9/30/10 — Alderman Waguespack and his staff will brief other Aldermen regarding the proposed Mobile Food Facilities Ordinance on Tuesday, October 5, 2010. The purpose of these meetings is to acquaint members of the City Council with the details of the ordinance prior to scheduling committee hearings. These briefings are specifically for Aldermen and their staff, and are closed to the public. If you support this ordinance, please let your Alderman know.
On a side note, since I've been covering this issue, I've repeatedly tried to find out if the Illinois Restaurant Association has an official position on food trucks. Widely viewed as just another arm of the mayor, the IRA's support or opposition could be crucial to the future of food trucks in Chicago (at least while Daley is in office). No one from the IRA has ever returned my calls. Perhaps they've all been stuck waiting in line somewhere.
It's clear, however, that the idea of food trucks seems troubling to some minds at the IRA. A few weeks ago the latest issue of Seasonings, the IRA's print newsletter, hit its member's mailboxes, and its Government Affairs column noted that the "Government Relations Committee held a special meeting on August 18 to discuss the ordinance." It makes no mention of the meeting's outcome.
But elsewhere in the rag, attorney Bob Shannon, author of the Legal Advisor column, outlines the mobile food movement for his readers with particular emphasis on the problems some other cities have had with food trucks (fears from brick-and-mortar restaurants, parking issues, trash, traffic flow)—and none of the benefits. Shannon also notes that Chicago's draft ordinance "at present, does not limit the number of food trucks that can be licensed" and that although trucks will be prohibited from the Medical District, "there is no indication that the impact on parking and traffic flow in other areas has been studied in detail."
In conclusion he advises his readers that "Because of the the potential impact, members are encouraged to be on the lookout for proposals in the areas they operate, and to contact their representatives to assist in making sure that any proposal is as favorable as possible to the restaurant industry."

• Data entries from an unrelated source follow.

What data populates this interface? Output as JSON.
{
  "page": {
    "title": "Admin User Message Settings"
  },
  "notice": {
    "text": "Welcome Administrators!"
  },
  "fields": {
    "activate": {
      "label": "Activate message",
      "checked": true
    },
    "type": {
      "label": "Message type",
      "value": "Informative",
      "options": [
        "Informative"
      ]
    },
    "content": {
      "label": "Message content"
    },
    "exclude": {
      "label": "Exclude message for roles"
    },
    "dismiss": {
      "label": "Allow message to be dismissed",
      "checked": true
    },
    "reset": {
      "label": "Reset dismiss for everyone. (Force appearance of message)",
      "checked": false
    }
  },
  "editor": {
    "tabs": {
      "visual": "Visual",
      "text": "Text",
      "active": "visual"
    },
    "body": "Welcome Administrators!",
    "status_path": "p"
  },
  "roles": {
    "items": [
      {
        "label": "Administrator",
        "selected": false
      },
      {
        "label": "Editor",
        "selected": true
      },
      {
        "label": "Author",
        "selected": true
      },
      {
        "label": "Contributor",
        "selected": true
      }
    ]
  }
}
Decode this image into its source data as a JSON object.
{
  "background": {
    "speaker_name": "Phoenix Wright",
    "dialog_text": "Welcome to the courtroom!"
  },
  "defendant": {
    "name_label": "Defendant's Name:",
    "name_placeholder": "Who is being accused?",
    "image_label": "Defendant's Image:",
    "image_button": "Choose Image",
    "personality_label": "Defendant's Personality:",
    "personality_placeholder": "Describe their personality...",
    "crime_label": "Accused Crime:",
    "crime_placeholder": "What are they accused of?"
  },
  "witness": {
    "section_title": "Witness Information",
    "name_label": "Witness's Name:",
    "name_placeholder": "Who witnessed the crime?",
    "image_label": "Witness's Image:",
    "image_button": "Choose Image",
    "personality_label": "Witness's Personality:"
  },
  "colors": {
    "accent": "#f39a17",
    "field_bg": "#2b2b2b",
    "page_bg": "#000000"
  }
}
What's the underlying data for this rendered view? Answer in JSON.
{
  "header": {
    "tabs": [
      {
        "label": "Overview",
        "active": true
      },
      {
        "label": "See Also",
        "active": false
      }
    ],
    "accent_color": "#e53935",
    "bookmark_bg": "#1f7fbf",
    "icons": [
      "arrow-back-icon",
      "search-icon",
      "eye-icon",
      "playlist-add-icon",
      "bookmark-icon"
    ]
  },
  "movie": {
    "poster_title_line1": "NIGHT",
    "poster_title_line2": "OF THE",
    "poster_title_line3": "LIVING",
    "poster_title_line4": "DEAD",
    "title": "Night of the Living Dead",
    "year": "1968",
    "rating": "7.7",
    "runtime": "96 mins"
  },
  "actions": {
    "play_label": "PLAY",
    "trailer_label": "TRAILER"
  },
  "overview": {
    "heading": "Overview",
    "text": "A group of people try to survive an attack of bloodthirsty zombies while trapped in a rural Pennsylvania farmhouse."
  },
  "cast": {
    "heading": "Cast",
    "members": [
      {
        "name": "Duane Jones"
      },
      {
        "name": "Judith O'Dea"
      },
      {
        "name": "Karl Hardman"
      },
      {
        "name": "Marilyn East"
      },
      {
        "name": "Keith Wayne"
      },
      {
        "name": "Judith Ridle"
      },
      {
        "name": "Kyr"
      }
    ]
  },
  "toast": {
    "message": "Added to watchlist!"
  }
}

Related: One thing I didn't realize about Evanston's new food-truck law is that in order to start your own truck, you have to already own a brick-and-mortar restaurant. That's not very sporting, now, is it?.